## Activity
Search the entries below for the string "settlement" and give the number of lines that hold it, nothing else.

Data entries
^^^^^^^^
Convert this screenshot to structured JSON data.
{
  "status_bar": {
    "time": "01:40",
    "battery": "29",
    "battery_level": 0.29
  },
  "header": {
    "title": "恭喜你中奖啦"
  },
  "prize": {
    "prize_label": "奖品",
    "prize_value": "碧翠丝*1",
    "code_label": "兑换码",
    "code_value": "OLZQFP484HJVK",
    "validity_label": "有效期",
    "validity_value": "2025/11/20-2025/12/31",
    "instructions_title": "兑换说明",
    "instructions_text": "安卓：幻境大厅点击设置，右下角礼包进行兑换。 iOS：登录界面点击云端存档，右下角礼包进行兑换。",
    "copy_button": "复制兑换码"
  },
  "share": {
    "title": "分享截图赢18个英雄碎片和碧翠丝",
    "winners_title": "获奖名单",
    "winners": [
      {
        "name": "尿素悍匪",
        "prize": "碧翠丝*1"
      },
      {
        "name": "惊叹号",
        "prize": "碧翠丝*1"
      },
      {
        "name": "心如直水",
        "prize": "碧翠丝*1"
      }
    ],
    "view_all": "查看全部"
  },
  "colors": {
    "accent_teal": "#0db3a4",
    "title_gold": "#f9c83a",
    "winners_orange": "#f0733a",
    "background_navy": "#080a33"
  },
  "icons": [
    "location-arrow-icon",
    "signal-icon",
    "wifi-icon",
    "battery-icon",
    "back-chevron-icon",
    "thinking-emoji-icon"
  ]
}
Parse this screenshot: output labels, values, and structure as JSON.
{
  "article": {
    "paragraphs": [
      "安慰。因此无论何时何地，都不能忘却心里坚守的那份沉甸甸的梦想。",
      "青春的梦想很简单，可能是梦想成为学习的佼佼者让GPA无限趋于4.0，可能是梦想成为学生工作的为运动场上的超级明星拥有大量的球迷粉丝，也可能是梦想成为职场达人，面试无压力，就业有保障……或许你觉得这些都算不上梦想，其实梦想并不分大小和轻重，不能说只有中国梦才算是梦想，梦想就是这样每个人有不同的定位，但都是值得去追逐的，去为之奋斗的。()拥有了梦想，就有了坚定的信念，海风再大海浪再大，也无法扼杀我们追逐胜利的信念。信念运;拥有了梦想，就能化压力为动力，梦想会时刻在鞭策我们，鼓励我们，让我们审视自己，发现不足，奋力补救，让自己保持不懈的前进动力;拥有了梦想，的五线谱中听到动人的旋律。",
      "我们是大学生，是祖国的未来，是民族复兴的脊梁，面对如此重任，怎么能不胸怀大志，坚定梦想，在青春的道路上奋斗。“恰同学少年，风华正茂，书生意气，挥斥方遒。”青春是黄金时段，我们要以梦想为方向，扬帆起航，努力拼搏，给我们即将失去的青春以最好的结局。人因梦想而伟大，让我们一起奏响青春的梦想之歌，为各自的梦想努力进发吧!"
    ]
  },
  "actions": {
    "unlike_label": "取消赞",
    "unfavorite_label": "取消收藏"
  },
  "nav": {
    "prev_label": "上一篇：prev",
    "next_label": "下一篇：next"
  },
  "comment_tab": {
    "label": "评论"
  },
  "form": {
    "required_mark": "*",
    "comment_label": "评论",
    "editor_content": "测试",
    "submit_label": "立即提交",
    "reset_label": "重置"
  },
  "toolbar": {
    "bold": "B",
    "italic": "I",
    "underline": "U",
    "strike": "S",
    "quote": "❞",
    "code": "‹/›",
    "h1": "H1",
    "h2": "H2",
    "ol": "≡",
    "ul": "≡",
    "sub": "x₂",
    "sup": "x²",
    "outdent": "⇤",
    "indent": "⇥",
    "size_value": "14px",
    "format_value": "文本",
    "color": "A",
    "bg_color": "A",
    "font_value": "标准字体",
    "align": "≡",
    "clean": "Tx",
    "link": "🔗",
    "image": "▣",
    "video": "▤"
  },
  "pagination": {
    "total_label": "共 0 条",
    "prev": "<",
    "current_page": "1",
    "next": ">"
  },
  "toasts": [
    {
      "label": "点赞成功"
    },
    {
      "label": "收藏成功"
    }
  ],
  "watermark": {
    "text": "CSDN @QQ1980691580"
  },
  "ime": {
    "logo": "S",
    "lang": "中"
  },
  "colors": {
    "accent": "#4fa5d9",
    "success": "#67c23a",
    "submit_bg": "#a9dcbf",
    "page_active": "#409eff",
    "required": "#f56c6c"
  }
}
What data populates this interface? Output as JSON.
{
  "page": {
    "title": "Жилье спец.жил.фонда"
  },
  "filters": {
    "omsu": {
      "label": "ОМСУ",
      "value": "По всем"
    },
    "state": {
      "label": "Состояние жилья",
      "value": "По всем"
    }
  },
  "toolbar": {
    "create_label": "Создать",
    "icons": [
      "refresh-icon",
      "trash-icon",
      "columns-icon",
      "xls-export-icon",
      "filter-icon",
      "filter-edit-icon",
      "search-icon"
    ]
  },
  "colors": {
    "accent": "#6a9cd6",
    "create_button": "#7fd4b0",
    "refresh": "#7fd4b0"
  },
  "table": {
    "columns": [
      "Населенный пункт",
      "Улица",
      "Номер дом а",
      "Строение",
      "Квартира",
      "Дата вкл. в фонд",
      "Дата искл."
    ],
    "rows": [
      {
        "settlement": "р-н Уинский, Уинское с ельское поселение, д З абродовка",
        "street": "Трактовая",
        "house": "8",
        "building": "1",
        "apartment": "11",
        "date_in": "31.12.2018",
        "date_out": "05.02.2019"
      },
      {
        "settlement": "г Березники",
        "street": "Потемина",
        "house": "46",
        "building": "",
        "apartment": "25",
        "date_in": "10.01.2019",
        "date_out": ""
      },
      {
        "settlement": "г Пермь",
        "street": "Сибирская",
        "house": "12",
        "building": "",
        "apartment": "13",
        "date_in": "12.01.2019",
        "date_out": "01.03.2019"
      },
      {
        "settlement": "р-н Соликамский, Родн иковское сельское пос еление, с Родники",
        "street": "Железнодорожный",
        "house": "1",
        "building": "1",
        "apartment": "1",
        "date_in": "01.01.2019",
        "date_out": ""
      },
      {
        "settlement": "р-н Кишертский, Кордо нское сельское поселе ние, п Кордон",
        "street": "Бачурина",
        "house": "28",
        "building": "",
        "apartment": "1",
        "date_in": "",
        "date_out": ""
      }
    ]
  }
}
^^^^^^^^
## Exercise output
5